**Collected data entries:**
((

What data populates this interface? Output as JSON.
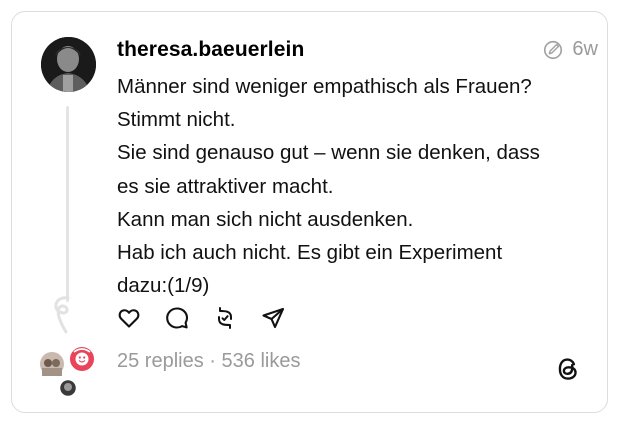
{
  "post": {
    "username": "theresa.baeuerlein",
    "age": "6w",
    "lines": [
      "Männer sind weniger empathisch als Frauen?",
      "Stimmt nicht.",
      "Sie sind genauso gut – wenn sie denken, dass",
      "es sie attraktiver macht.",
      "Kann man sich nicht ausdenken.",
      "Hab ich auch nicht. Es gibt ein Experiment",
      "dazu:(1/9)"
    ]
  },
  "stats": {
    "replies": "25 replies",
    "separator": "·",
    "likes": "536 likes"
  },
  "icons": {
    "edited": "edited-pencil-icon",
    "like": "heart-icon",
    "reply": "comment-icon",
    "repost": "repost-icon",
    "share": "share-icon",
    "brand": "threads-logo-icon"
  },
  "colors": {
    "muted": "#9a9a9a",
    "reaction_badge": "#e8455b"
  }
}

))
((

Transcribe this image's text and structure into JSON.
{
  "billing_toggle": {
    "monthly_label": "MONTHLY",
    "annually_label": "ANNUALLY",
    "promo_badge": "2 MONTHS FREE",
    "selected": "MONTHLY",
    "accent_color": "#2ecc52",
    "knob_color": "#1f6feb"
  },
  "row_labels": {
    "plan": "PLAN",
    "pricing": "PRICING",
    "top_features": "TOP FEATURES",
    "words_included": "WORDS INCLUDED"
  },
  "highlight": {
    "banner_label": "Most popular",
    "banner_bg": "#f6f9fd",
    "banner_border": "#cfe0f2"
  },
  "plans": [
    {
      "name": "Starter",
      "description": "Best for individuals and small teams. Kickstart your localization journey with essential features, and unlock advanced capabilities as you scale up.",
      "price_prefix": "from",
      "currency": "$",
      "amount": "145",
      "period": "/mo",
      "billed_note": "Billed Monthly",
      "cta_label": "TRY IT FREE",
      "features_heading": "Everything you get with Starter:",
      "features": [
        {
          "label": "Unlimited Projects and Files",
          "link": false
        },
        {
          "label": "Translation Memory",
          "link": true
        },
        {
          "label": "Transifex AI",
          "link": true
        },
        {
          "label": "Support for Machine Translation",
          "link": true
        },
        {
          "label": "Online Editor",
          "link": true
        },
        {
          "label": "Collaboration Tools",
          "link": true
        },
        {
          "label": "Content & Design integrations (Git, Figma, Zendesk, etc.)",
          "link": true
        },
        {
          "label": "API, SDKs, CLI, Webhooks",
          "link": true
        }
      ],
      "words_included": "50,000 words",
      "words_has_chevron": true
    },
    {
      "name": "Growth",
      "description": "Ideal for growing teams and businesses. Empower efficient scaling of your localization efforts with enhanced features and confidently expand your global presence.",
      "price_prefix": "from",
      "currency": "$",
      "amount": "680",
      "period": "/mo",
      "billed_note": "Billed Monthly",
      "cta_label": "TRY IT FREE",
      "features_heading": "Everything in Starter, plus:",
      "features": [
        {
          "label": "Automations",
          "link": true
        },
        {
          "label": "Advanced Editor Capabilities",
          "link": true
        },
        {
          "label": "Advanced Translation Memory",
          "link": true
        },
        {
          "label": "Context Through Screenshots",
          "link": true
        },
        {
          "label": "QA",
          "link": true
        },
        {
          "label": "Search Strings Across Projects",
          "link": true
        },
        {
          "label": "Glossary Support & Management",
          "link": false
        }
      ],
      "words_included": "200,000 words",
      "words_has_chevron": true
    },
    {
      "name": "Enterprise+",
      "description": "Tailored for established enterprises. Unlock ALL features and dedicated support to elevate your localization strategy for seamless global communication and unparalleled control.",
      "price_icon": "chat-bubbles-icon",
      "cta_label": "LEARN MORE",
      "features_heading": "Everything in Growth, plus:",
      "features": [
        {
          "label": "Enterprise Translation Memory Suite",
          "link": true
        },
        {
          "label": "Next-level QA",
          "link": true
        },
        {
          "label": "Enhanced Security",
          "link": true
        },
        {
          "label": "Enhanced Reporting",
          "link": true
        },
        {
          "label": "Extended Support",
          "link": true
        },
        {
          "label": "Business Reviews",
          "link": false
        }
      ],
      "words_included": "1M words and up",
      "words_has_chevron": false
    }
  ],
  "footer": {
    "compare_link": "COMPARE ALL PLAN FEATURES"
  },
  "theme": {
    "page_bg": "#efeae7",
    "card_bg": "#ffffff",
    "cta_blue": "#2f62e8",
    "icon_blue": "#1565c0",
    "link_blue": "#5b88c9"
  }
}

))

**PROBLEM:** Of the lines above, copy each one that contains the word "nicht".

**SOLUTION TO THIS TASK:**
      "Stimmt nicht.",
      "Kann man sich nicht ausdenken.",
      "Hab ich auch nicht. Es gibt ein Experiment",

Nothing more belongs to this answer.